The same blockade that has prevented civilians and items like medicine from moving into or out of the 25-mile-long area has been in place for 16 years, but this blockade does not apply to food and fuel brought in by aid groups. Gaza, the size of Philadelphia, relies heavily on foreign aid for its economy and maintains a dependence on trade with other countries.
Gaza’s economic struggles are partly due to Israel’s permanent air, land, and sea blockades around the region since 2007, following Hamas’ rise to power. Egypt, which borders Gaza, also oversees one checkpoint that restricts people’s access. Although Israel has granted permits to 17,000 Gaza residents to enter and work in Israel, food, fuel, and medical supplies all first pass through Israel. Israel controls two physical checkpoints along Gaza, monitoring both the entry and exit of people and trucks. The blockades generally prohibit Gazans without work permits or special clearance from entering Israel.
The blockade intensified after Hamas’ surprise attack on 20 Israeli towns and military bases on October 7, leading to a broad blockade of imports into Gaza, stopping all food, fuel, and medical supplies from entering the region. Both the West Bank and Gaza have small economies with a massive deficit of US$6.6 billion in losses each year. Over 53% of Gaza residents were considered below the poverty line in 2020, and 77% of Gazan households received aid from the United Nations and other groups. The blockade’s economic and trade isolation is the largest cause of Gaza’s weak economy. About 64% of people in Gaza are considered food insecure, meaning they lack reliable access to sufficient food.
Since 2005, Gaza’s food imports have increased by 50%, while the West Bank and Gaza produce 30% less. The blockade has made it difficult for Gaza to produce food within its borders, as Israeli airstrikes have destroyed farmlands and food crops, threatening fish stocks. Gaza’s weak economy and isolation have led to reliance on international aid organizations, such as UNRWA, which provides education, food aid, and healthcare services to over 3 million Palestinian refugees.
UNRWA is the second-largest employer in Gaza, following Hamas, and funds and runs 284 schools, employing over 9,000 local staff and educating over 294,000 children annually. It also runs 22 hospitals, employing nearly 1,000 health staff and generating 3.3 million patient visits annually. UNRWA’s schools are converted into humanitarian shelters during crises, providing clean water, food, mattresses, blankets, and showers.

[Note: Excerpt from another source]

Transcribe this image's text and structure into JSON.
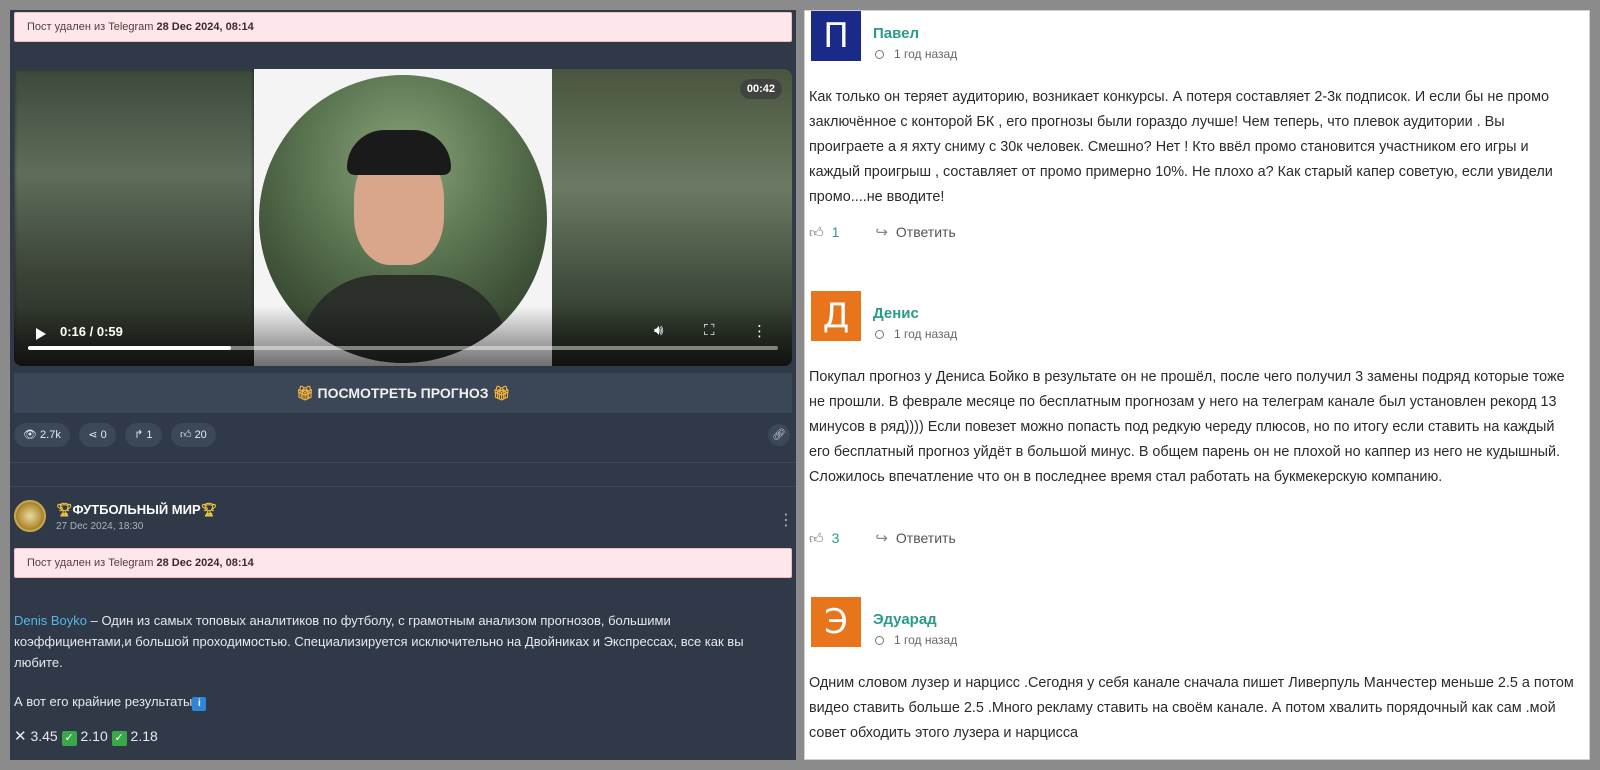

Over 330,000 people in Gaza have been displaced from their homes, with over two-thirds staying in UNRWA schools. UNRWA has evolved into a parallel government alongside Hamas, which is designated as a terrorist organization by Israel, the United States, and other countries.
The U.S. has been the largest funder of UNRWA, a U.N. agency that relies on governments for its work. From April 2021 to March 2022, the U.S. provided over $500 million to Palestinians, including $417 million to UNRWA. The funding has fluctuated throughout different presidential administrations, with the Trump Administration cutting 30% of the organization’s budget in 2018 due to alleged jihad-glorifying textbooks. The Biden administration restored funding in 2021.
Republican politicians have accused UNRWA of “cozying up” to Hamas, while an internal ethics committee has accused top staff of misconduct and abuses of authority. Since the war between Israel and Hamas began, over 1,500 Gazans have been killed and 5,300 injured, while Hamas attacks have killed over 1,300 people in Israel and injured 3,200 others.
International aid groups and European Union officials have called for a humanitarian corridor in Gaza, a protected path for civilians, aid workers, and basic items to safely pass back and forth between Gaza and Israel and Egypt. However, no clear plans have been made for such a corridor.